Results from the North Staffordshire Osteoarthritis Project, published online in Rheumatology journal show that the more musculoskeletal pain sites older persons have, the lower is their health-related quality of life (HRQOL). The study investigated whether in older adults, the number of pain sites (NPS) was independently associated with poorer mental and physical HRQOL and whether the association was moderated by age.
Questionnaires were mailed to adults older than 50 years in North Staffordshire, United Kingdom. Participants were asked to answer questions on mental and physical health.

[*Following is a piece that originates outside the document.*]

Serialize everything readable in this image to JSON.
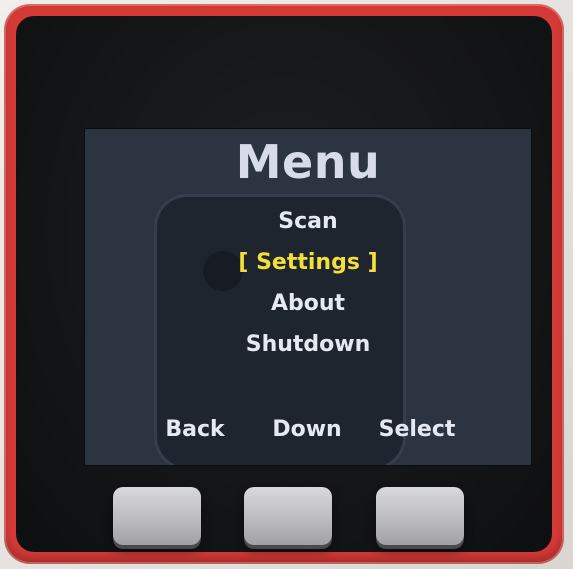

The questionnaire included the 12-item Short Form Health Survey, a blank body pain manikin, socio-demographic, health behavior and morbidity questions. The researchers used the mental component summary scales (MCS) and physical component summary scales (PCS) of the Medical Outcomes Study 12-item Short Form Health Survey (SF-12) to measure mental HRQOL and physical HRQOL.
Participants also shaded sites of pain that lasted more than a day in the past 4 weeks on the manikin, the life-size anatomical model used as a teaching aid. Complete pain data was provided by 12,408 of the 13,986 participants who completed a questionnaire. Of those:
- 8890 (71.6%) of respondents reported at least 1 pain site out of a possible 44
- 669 (5.4%) reported a single pain site, 8221 (66.3%) reported pain at 2 or more sites
- 6408 (51.6%) said they had pain at 4 or more sites
The median NPS reported was 4. General linear models showed that an increasing NPS was significantly associated with poorer MCS and PCS.
Researchers concluded that NPS represents not only a useful gauge of how much pain a person has but also the potential for interventions in improving and maintaining the quality of life.
Comprehensive pain assessment includes a review of medical history, physical exam, musculoskeletal MRI and other laboratory and diagnostic tests in order to understand the sequence of events contributing to the condition.
Adequate pain management programs can improve the quality of life and preserve the ability to carry out the activities of daily living. It can also keep the elderly healthier by allowing them to stay active and enjoy a normal social life.